“In this film Woody takes up, most directly, the issue he began exploring in Annie Hall and Manhattan,” Richard Schickel asserts in Woody Allen: A Life in Film, “the ways in which very bright and articulate people avoid emotional involvement by devoting themselves to ideas – to opinion-making and opinion-mongering. He is very good on this subject, and, in a way, very brave on it, for if he has a core American audience the people of this class are at its center. They do not pay their money to be affronted. That said, it must be added that Another Woman is somewhat undone by the fact that its self-absorbed and entirely humorless characters tend to push us away from the kind of involvement we want to experience at the moves. This is somewhat mitigated by Rowlands’ subtle playing. She believes she is a warm and caring figure and is dismayed to discover that other people – aside from a stepdaughter [Martha Plimpton] with whom she exhibits genuine warmth – do not see her so. Still…the movie is easy to admire and hard to like.” However, with a host of precisely drawn characters who crack the chilly façade of Marion’s world played by a outstanding cast, the tightly knit 81-minute movie, extraordinarily shot by Sven Nykvist on autumnal New York locations, still fascinates, as the audience accumulates the puzzle pieces of Marion’s past and present relationships by way of sleuthing whether or not she has a shot at making a meaningful change in her life. Mia Farrow plays the troubled patient whose overheard anxieties transfix Marion; Ian Holm is Marion’s distant husband; Gene Hackman portrays the warm-spirited writer whose past and present professions of love for Marion challenge her; a frail John Houseman (who would die two weeks after the film’s release) is Marion’s demanding father and Harris Yulin is her frustrated brother whom Marion overshadowed in the family dynamic; and Blythe Danner and Sandy Dennis portray friends whose true feelings toward Marion make for startling wake-up calls.
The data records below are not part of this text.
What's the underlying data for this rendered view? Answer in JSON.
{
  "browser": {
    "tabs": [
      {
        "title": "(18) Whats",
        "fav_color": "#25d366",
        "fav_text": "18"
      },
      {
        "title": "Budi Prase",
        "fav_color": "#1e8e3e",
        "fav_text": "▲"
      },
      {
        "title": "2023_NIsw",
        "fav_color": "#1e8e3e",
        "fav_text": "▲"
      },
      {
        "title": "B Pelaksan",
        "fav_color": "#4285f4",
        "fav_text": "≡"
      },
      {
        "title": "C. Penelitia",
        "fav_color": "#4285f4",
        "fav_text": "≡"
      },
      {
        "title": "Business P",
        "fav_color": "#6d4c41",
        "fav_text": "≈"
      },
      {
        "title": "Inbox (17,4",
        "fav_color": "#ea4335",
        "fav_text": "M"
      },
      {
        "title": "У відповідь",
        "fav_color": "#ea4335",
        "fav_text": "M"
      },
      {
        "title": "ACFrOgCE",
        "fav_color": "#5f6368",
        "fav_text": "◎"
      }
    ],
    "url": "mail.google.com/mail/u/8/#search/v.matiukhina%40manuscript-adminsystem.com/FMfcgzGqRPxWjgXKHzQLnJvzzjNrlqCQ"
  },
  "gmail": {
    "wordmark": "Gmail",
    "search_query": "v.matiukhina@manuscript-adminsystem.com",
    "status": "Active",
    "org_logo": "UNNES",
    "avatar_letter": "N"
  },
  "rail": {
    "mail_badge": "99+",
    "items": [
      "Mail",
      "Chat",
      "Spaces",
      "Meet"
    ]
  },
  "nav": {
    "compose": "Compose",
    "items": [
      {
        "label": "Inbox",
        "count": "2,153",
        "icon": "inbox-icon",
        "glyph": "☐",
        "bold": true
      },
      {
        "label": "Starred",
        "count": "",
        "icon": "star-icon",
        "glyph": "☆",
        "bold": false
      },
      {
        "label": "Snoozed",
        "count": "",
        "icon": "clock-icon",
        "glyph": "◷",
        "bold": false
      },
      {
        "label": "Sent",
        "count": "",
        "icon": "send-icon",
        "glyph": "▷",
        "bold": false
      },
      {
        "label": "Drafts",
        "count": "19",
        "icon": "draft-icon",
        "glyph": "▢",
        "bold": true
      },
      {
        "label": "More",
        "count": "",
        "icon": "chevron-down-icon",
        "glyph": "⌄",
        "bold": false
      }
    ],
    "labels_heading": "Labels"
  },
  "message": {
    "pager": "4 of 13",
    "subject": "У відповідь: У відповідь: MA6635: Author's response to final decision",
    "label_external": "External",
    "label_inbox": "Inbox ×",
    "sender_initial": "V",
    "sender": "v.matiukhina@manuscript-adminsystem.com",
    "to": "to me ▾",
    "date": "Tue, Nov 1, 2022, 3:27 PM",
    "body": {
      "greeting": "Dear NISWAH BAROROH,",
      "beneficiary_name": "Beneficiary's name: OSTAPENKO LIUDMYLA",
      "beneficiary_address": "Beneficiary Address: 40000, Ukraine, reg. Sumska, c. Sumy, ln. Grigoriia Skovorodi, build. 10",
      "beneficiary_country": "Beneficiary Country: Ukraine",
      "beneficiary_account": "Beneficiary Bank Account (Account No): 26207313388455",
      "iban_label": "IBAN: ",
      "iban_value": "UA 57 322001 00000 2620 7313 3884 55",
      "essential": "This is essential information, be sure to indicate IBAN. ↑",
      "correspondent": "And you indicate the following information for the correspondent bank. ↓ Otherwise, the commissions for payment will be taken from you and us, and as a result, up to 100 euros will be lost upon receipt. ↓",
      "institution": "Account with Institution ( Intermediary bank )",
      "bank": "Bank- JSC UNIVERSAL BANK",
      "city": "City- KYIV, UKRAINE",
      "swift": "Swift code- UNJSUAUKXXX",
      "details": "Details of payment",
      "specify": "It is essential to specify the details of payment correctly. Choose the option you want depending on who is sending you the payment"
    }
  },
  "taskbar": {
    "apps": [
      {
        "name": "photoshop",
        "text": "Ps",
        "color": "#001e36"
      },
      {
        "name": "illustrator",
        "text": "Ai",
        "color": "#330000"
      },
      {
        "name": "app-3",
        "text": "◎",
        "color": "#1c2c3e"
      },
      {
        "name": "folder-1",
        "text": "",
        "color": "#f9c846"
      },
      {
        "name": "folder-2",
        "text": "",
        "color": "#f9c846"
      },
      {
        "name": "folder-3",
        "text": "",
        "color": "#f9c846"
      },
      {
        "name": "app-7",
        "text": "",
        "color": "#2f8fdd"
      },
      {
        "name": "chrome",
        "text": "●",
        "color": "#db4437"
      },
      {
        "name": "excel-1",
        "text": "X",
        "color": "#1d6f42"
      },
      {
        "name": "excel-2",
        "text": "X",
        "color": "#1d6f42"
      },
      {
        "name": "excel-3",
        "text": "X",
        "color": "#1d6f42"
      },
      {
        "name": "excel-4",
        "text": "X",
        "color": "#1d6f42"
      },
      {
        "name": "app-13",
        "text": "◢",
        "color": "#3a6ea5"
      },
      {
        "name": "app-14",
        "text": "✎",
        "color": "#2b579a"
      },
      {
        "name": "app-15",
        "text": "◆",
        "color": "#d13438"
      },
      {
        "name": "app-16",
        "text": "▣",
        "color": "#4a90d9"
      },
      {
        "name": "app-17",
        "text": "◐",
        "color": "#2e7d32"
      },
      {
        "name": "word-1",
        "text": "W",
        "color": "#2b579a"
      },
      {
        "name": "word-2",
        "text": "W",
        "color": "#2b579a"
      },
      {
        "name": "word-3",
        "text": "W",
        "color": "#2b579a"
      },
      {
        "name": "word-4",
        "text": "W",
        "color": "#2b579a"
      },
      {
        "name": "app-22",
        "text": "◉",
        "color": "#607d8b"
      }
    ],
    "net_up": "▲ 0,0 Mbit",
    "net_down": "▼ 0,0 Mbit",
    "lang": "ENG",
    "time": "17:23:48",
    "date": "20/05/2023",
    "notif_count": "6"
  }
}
With such an extraordinary ensemble (plus Philip Bosco, Frances Conroy and David Ogden Stiers) on view, Marion’s latter-day journey toward self-discovery in Another Woman takes on the force of a smoldering volcano on Twilight Time hi-def Blu-ray.